What stands out about Convento do Carmo is that you walk along its nave with the sky above you.
The convent was heavily damaged by the huge earthquake that destroyed a large part of Lisbon in 1755 and it a powerful (yet beautiful) reminder of this scarring part of Lisbon history.
Not far from the Convento you can have dinner in Cervecaria Trinidade, a large yet welcoming restaurant serving authentic Portuguese food.
2 days in Lisbon: day 2
I recommend to spend the second day in Lisbon visiting two more areas: Alfama and Belem.
The Alfama is the oldest district of Lisbon and it is perched on a hill overlooking Praca do Comercio and Chiado.
Up to the 13th century, this district was outside the city walls and used to be the homes of Lisbon’s poorest inhabitants, especially sailors and fishermen.
Nowadays, it is all but poor.
Alfama has changed to become a vibrant and trendy neighborhood where old charm mixes with a young vibe.
The Alfama is known for many landmarks including San Jorge’s Castle (Castelo de São Jorge), Lisbon cathedral and St Anthony’s’ church but what is truly special about it are its meandering streets.
Arriving to the top of the hills is half the fun: to get up you can get a taxi, walk or get the famous tram 28, which is touristy but offers a fun rickety ride in streets that meander up like agile snakes!
The tram leaves you on a belvedere just below the castle and the view from there is stunning.
The sky, the diffused light, that incredible Tagus and a sea of red-tiled roofs and whitewashed walls embodies all we had imagined Lisbon to be and more.
Alfama is a mobility nightmare, made of cobbled streets, steep roads and steps climbing it flanks but makes up for it with it indisputable charm.
If you intend of visiting the castle, it is worth getting skip the line tickets in advance as the line can be long.
The best way to discover it is on foot: allow yourself to get lost and reward your efforts in one of the many restaurants and bars in this area such as Petisqueria Conqvistador
Belem is a lovely district of Lisbon with a nice residential feel and some of the city’s most recognizable landmarks.
It is far from the Alfama but can get there but tram, bus or tuk-tuk, all of them good options to see addition parts of the city.
The tuk tuk is a touristy way to get there however, we took it and found it worth it.

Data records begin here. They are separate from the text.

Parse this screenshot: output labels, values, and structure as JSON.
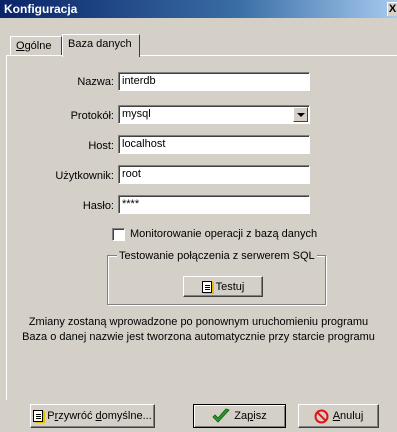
{
  "window": {
    "title": "Konfiguracja",
    "close_glyph": "X"
  },
  "tabs": [
    {
      "label_pre": "O",
      "label_rest": "gólne"
    },
    {
      "label": "Baza danych"
    }
  ],
  "form": {
    "name_label": "Nazwa:",
    "name_value": "interdb",
    "protocol_label": "Protokół:",
    "protocol_value": "mysql",
    "host_label": "Host:",
    "host_value": "localhost",
    "user_label": "Użytkownik:",
    "user_value": "root",
    "password_label": "Hasło:",
    "password_value": "****"
  },
  "monitor": {
    "label": "Monitorowanie operacji z bazą danych",
    "checked": false
  },
  "sql_test": {
    "group_title": "Testowanie połączenia z serwerem SQL",
    "button_label": "Testuj"
  },
  "info": {
    "line1": "Zmiany zostaną wprowadzone po ponownym uruchomieniu programu",
    "line2": "Baza o danej nazwie jest tworzona automatycznie przy starcie programu"
  },
  "footer": {
    "restore_pre": "P",
    "restore_mid": "r",
    "restore_post": "zywróć ",
    "restore_accel": "d",
    "restore_tail": "omyślne...",
    "save_pre": "Za",
    "save_accel": "p",
    "save_post": "isz",
    "cancel_accel": "A",
    "cancel_post": "nuluj"
  },
  "colors": {
    "face": "#d4d0c8",
    "title_start": "#0a246a",
    "save_check": "#2a9a2a",
    "cancel_red": "#d81818"
  },
  "icons": [
    "close-icon",
    "document-icon",
    "checkmark-icon",
    "cancel-icon",
    "dropdown-arrow-icon"
  ]
}
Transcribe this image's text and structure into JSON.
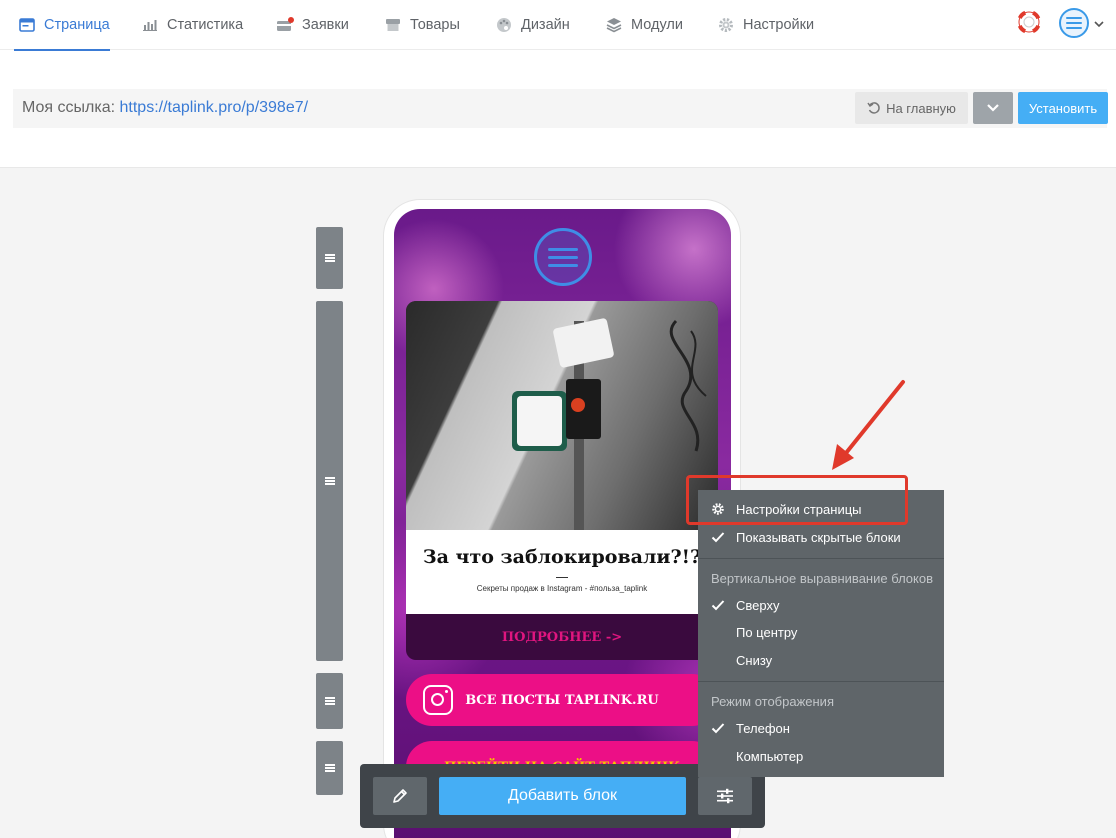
{
  "nav": {
    "tabs": [
      {
        "label": "Страница",
        "icon": "page-icon",
        "active": true
      },
      {
        "label": "Статистика",
        "icon": "stats-icon"
      },
      {
        "label": "Заявки",
        "icon": "orders-icon"
      },
      {
        "label": "Товары",
        "icon": "products-icon"
      },
      {
        "label": "Дизайн",
        "icon": "palette-icon"
      },
      {
        "label": "Модули",
        "icon": "modules-icon"
      },
      {
        "label": "Настройки",
        "icon": "gear-icon"
      }
    ],
    "accent": "#3a7bd5"
  },
  "linkbar": {
    "label": "Моя ссылка:",
    "url": "https://taplink.pro/p/398e7/",
    "home_button": "На главную",
    "install_button": "Установить"
  },
  "phone": {
    "card": {
      "title": "За что заблокировали?!?",
      "subtitle": "Секреты продаж в Instagram - #польза_taplink",
      "more_link": "ПОДРОБНЕЕ ->"
    },
    "buttons": [
      {
        "label": "ВСЕ ПОСТЫ TAPLINK.RU",
        "icon": "instagram-icon"
      },
      {
        "label": "ПЕРЕЙТИ НА САЙТ ТАПЛИНК"
      }
    ]
  },
  "toolbar": {
    "add_block": "Добавить блок",
    "colors": {
      "add": "#45aef5",
      "bg": "#3f4449"
    }
  },
  "menu": {
    "page_settings": "Настройки страницы",
    "show_hidden": "Показывать скрытые блоки",
    "valign_header": "Вертикальное выравнивание блоков",
    "valign_top": "Сверху",
    "valign_center": "По центру",
    "valign_bottom": "Снизу",
    "mode_header": "Режим отображения",
    "mode_phone": "Телефон",
    "mode_desktop": "Компьютер",
    "checked": [
      "show_hidden",
      "valign_top",
      "mode_phone"
    ]
  },
  "annotation": {
    "color": "#e0392b"
  }
}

Our driver gave us a very good commentary about what were seeing so for the cost of the ride we got not just transport but also a decent guided tour!
The ride to Belem brings you along the river Tagus, so you can see the 25 de Abril Bridge and I recommend you get them to drop you off at the Belem tower.
From here, you can walk along the river to see the main Belem attractions the Belém Tower, the monuments to discoveries (Padrão dos Descobrimentos) and the the Jerónimos Monastery (stunning) and you can also venture to the famous Pastéis de Belém pastry shop.
If you so, you can taste the famous pastéis de nata, Portuguese’s traditional custard tarts just before indulging in a last dinner in Lisbon either in Belem itself or back in the city center.
I hope you found this 2 day Lisbon itinerary useful. Safe travels!